While allowing our view of the Earth to include some periods of great change could be a comforting thought for those of us currently living through a climate crisis, the chapters of this book are constantly punctuated by warnings for our present society. Indeed, delivered in a gentle yet firm and scientifically-assured manner, Bjornerud reminds us that there is still no known precedent in the entire geological time frame for the rates of extinction of life and the accumulation of greenhouse gases observable at present.
After having surely convinced the reader of her own appreciation for time, Bjornerud pleads that timefulness be applied to future decision making. She end the book with examples of beliefs and governance structures that unlike ours, are not afraid of time’s importance; such as the Norse belief that the World Tree is maintained by three women representing Past, Present and Future, or the Iroquoian Gayanashagowa, (“Great Binding Law”) which decrees all actions should only be taken after considering their implications for “the unborn of the future Nation”, typically considered seven generations. In our current governance structure, she suggests this take the form of a “Department of the Future”, which seeks to represent the interests of unborn citizens.
A final call to action is to engage in more activities that appreciate and foster a sense of timefulness. Bjornerud points to projects like the Svalbard Global Seed Vault which preserves biodiverse seeds in case they are needed for the future, and composer John Cage’s organ work called “ORGAN2/ASLSP” (As Slow aS Possible) which is a projected 639 year concert that which has been ongoing since September 2001 and the chord has changed only 12 times.
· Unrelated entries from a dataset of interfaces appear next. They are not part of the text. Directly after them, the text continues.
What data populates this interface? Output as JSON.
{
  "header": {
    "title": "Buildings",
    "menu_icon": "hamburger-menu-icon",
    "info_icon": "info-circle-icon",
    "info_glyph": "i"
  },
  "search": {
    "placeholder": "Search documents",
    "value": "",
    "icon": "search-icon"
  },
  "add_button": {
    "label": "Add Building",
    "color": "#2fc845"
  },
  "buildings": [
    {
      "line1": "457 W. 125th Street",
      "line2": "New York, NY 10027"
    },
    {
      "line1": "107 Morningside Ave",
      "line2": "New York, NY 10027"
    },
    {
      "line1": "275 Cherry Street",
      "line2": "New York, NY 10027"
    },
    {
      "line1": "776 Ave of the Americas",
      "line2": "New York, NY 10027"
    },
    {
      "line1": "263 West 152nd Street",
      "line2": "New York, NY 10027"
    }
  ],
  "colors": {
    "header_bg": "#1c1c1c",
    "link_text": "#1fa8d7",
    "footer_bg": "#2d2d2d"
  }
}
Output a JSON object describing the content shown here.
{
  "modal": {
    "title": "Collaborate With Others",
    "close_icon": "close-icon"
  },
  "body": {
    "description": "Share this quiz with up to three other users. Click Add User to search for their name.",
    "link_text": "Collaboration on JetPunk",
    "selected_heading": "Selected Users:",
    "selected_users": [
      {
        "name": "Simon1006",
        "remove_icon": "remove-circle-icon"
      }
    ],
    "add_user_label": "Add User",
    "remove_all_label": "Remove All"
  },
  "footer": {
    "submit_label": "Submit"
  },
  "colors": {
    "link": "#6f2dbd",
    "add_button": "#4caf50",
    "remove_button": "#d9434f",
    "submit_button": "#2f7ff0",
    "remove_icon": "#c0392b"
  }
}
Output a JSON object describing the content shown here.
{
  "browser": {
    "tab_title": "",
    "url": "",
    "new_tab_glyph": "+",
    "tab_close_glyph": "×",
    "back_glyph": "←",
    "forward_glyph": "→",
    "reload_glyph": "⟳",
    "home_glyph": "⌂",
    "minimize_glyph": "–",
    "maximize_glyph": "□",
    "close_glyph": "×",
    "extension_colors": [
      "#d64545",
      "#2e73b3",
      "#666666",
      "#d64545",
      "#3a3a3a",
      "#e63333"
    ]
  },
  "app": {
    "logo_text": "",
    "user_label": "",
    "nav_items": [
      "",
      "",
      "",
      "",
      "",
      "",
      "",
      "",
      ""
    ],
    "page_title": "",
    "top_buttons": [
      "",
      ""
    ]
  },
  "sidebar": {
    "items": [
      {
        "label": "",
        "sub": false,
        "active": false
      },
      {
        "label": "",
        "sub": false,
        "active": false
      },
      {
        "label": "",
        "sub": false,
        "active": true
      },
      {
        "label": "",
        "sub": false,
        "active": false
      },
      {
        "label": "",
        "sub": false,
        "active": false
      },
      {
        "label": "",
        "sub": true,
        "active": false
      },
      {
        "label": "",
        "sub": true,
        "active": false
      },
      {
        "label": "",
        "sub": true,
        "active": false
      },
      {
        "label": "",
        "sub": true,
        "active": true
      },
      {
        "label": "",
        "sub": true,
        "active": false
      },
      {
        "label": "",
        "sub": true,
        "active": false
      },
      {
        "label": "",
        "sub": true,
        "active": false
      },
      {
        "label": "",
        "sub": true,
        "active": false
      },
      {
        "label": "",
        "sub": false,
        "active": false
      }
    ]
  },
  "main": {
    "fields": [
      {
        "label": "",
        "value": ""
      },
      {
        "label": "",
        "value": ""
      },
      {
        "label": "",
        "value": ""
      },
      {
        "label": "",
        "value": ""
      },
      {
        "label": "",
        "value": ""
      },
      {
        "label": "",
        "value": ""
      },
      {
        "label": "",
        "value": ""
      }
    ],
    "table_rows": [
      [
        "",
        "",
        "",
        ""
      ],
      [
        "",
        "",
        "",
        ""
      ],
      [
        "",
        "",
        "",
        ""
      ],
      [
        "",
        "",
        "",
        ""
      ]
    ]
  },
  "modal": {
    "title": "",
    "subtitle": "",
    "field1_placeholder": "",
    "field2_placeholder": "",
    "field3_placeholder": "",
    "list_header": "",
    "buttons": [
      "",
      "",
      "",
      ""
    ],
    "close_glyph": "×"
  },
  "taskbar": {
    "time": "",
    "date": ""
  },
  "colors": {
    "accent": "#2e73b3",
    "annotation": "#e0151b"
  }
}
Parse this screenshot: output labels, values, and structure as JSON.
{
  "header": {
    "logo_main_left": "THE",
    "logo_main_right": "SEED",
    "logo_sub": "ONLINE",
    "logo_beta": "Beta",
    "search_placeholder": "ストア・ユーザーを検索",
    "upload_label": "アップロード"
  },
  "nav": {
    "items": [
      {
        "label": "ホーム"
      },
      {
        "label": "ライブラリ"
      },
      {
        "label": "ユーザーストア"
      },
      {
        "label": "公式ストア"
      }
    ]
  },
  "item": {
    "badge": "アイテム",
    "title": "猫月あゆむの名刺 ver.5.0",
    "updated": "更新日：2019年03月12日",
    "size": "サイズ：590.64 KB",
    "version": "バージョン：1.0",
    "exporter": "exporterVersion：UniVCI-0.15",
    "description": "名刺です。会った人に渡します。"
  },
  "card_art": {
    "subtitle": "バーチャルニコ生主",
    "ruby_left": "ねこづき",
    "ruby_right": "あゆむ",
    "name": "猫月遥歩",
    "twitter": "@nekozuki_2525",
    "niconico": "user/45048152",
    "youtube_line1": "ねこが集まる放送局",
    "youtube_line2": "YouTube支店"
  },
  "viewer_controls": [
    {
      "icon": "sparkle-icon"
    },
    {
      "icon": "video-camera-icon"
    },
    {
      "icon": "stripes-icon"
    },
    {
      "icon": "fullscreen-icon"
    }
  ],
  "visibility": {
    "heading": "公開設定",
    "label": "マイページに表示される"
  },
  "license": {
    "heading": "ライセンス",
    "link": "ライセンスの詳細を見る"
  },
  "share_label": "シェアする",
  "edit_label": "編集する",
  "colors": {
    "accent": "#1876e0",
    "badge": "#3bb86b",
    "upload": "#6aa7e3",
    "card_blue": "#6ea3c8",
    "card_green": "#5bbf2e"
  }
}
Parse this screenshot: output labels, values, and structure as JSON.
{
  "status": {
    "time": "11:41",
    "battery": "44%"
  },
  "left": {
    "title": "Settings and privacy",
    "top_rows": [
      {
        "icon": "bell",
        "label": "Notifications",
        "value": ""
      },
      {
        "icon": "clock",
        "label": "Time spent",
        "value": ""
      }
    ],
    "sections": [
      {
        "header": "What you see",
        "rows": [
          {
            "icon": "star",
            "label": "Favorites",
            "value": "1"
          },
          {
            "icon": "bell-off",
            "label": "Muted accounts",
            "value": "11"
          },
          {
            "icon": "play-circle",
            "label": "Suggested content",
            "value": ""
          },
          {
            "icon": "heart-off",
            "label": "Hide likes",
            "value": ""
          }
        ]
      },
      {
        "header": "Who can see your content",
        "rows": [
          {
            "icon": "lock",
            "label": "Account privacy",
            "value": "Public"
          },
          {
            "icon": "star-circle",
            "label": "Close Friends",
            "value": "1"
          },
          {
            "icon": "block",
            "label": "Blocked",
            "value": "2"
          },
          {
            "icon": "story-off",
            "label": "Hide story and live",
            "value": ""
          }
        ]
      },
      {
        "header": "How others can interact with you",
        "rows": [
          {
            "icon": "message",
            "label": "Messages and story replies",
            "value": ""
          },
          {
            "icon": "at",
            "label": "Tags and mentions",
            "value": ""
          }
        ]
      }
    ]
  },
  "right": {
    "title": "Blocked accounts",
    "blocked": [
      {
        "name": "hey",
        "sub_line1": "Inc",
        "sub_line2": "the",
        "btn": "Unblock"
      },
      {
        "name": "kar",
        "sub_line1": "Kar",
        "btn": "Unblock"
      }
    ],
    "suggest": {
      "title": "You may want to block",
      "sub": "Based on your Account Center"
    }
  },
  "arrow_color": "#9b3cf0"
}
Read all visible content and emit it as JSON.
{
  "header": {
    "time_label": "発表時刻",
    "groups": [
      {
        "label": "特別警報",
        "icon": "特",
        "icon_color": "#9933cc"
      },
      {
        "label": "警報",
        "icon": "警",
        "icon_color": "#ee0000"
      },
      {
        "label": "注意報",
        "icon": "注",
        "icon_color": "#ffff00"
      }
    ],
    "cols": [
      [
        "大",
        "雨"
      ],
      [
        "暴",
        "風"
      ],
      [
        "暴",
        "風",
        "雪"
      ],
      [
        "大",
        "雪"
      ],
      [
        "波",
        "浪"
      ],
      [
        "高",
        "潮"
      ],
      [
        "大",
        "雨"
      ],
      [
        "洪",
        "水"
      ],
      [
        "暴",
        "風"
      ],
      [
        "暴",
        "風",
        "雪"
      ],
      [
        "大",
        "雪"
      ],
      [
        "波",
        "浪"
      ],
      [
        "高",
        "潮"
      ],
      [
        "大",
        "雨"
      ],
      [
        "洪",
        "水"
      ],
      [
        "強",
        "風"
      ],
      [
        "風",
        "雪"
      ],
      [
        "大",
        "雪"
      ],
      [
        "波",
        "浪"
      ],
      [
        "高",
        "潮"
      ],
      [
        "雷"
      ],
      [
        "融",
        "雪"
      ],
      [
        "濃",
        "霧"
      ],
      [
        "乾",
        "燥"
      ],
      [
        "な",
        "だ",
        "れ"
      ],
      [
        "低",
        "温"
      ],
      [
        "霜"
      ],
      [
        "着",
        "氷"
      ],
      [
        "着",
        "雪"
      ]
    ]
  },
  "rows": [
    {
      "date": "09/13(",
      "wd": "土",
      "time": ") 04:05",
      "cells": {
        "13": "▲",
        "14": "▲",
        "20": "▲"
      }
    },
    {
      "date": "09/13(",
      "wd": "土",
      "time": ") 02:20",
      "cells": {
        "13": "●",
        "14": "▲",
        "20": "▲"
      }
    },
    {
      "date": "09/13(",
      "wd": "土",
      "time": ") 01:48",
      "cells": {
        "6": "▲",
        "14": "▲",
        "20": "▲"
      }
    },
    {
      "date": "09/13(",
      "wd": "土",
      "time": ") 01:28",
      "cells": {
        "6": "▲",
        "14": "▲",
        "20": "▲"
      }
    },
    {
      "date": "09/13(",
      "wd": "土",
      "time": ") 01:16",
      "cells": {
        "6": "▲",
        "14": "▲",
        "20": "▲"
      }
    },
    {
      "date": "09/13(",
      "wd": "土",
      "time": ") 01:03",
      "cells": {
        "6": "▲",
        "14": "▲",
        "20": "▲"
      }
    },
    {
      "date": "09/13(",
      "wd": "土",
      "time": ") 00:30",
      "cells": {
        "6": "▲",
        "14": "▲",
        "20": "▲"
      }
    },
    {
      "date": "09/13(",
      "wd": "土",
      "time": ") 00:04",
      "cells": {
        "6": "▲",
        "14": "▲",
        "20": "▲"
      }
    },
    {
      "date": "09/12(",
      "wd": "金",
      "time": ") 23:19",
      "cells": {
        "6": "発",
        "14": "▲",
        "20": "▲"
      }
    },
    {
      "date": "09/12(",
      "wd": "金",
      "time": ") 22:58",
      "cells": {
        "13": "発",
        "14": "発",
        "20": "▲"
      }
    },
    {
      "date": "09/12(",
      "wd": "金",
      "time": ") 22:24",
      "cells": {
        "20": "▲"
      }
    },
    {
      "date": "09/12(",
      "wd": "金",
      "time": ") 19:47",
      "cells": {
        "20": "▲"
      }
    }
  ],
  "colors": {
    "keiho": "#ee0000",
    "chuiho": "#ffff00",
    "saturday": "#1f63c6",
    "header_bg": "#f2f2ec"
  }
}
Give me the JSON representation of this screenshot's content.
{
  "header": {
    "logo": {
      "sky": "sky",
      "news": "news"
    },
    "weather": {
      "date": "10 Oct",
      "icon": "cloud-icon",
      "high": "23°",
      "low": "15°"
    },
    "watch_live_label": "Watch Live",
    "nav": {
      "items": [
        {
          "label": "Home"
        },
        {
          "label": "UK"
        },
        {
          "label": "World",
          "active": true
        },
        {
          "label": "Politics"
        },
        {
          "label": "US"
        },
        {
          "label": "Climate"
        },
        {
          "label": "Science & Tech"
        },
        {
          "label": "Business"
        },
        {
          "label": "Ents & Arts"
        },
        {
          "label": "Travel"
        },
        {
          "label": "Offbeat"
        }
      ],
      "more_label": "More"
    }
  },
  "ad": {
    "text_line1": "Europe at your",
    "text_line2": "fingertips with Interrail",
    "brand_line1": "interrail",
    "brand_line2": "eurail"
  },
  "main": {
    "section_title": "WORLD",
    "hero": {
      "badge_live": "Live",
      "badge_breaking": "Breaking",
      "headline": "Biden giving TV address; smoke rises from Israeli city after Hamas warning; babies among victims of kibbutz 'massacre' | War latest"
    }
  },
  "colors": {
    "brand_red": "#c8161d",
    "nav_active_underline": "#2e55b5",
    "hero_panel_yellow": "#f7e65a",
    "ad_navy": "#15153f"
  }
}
Both projects require an intergenerational collaboration and optimism for the future, something Bjornerud insists we will need to survive the coming storm.
In fact, Bjornerud’s closing statements so perfectly galvanize the reader into taking action I can’t think of a better way to end this review than with those very words:
“Our Holocene snow day is ending now, and tomorrow’s the Anthropocene. We’ve all enjoyed the fantasy that we can keep playing our self-absorbed and careless games – that when we choose to come inside our supper will be waiting for us, and nothing will have changed. But no one is home to take care of us. Now we need to grow up and navigate on our own, doing our best with the Atlas of the Past to make up for so much lost time”